Wherever Johnson ends up enrolling, the school will benefit from the prestige that she’ll bring to their gymnastics programs, even if she’s not competing (which she can’t do; she gave up NCAA eligibility by accepting money for commercials, appearances, etc.) It will be a mutually beneficial relationship for the academic side as well: Johnson will get a great education. And she’ll help the school by becoming one of the famous names to attend. The university thereby looks more appealing and attracts more top-flight students, who may go on to apply for important educational grants, which fund research for things like curing cancer. Big research grants boost a school’s prestige and funding further, which translates to more scholarships for deserving students. It seems inaccurate to say that admitting Johnson is depriving other students of an education when her very presence there will indirectly help fund scholarships.
To the person who fretted that Johnson has not shown “a commitment to education”: Oh, please. Just because you show up to your classes every day in high school doesn’t mean you have a commitment to education either — it just means you don’t have any alternatives besides dropping out. As mentioned above, before the Olympics Johnson did make it a priority to attend public school.
Anyway, what percentage of people lucky enough to have opportunities like Johnson’s would step back and say, “No thanks Dancing with the Stars, I need to go to first period biology instead.” Would you? Or would you figure you could have it both ways, and do the fun TV show while continuing your education, through, say, online classes?

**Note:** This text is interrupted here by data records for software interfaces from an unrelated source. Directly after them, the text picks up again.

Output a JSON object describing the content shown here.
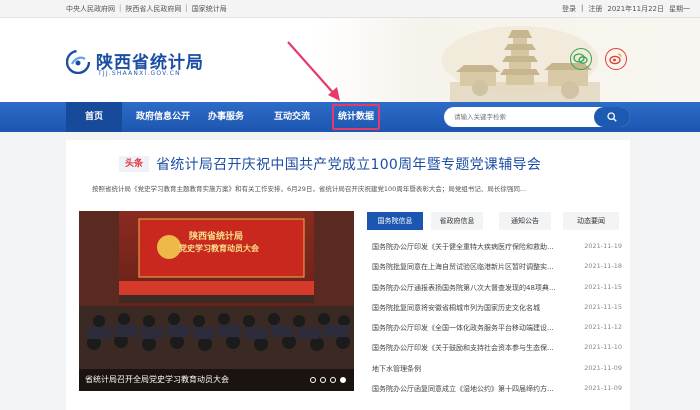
{
  "topbar": {
    "links": [
      "中央人民政府网",
      "陕西省人民政府网",
      "国家统计局"
    ],
    "separator": "|",
    "login": "登录",
    "register": "注册",
    "date": "2021年11月22日",
    "weekday": "星期一"
  },
  "header": {
    "title": "陕西省统计局",
    "domain": "TJJ.SHAANXI.GOV.CN"
  },
  "nav": {
    "items": [
      "首页",
      "政府信息公开",
      "办事服务",
      "互动交流",
      "统计数据"
    ],
    "search_placeholder": "请输入关键字检索"
  },
  "headline": {
    "tag": "头条",
    "title": "省统计局召开庆祝中国共产党成立100周年暨专题党课辅导会",
    "summary": "按照省统计局《党史学习教育主题教育实施方案》和有关工作安排，6月29日，省统计局召开庆祝建党100周年暨表彰大会；局党组书记、局长徐强同..."
  },
  "photo": {
    "banner_line1": "陕西省统计局",
    "banner_line2": "党史学习教育动员大会",
    "caption": "省统计局召开全局党史学习教育动员大会"
  },
  "tabs": [
    "国务院信息",
    "省政府信息",
    "通知公告",
    "动态要闻"
  ],
  "news": [
    {
      "title": "国务院办公厅印发《关于健全重特大疾病医疗保险和救助...",
      "date": "2021-11-19"
    },
    {
      "title": "国务院批复同意在上海自贸试验区临港新片区暂时调整实...",
      "date": "2021-11-18"
    },
    {
      "title": "国务院办公厅通报表扬国务院第八次大督查发现的48项典...",
      "date": "2021-11-15"
    },
    {
      "title": "国务院批复同意将安徽省桐城市列为国家历史文化名城",
      "date": "2021-11-15"
    },
    {
      "title": "国务院办公厅印发《全国一体化政务服务平台移动端建设...",
      "date": "2021-11-12"
    },
    {
      "title": "国务院办公厅印发《关于鼓励和支持社会资本参与生态保...",
      "date": "2021-11-10"
    },
    {
      "title": "地下水管理条例",
      "date": "2021-11-09"
    },
    {
      "title": "国务院办公厅函复同意成立《湿地公约》第十四届缔约方...",
      "date": "2021-11-09"
    }
  ],
  "colors": {
    "brand_blue": "#1d56b0",
    "highlight_box": "#e53a6a",
    "headline_tag_red": "#e0383e"
  }
}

Like it or not (and it’s obvious some people in Des Moines don’t), Johnson is special. She’s an extraordinarily talented athlete who possesses good looks and a likeable persona and who worked extremely hard at an extremely difficult sport and was at one point ranked the best female gymnast in the world. Even those who didn’t like her dance and choreography broadly respect her talent. Few gymnasts can throw the variety of tumbling she performed.
And she maintained her composure in the face of enormous expectations and pressure during the Olympic Games, making only one glaringly obvious mistake (out of bounds on floor in team finals), in 14 routines. Add in the U.S. Championships and Olympic Trials, and that’s one mistake in 30 routines. Note to non-gymnastics people: That’s incredible.
She followed it up by trying her hand at a new skill, one that professionals testify has nothing in common with gymnastics. Ballroom dance isn’t rocket science, but it’s still a skill. Johnson mastered it through hard work, discipline and dedication. She worked closely with a partner to learn the things she’d need to be successful, and she prospered.
Hmmm. Sounds like the sort of person I’d want at my school if I were a dean of a university.
Maybe Shawn has sealed her fate by doing Dancing with the Stars instead of attending her junior year of high school. But probably not. Colleges love people who have accomplished a lot. And it’s hard to say that Johnson hasn’t accomplished a lot, nor is it easy to make a case that, as an Olympic caliber athlete who also managed to be a straight-A student, she’s academically undisciplined.
Lastly, to the person who opined that Johnson doesn’t deserve to get into those schools because all she’s done is win four Olympic medals and a dancing TV show: Uh-huh. And what had you accomplished by the time you were 17 that you can look down on that? Oh, you’d found a cure for cancer? Sorry, I must have missed the media blitz.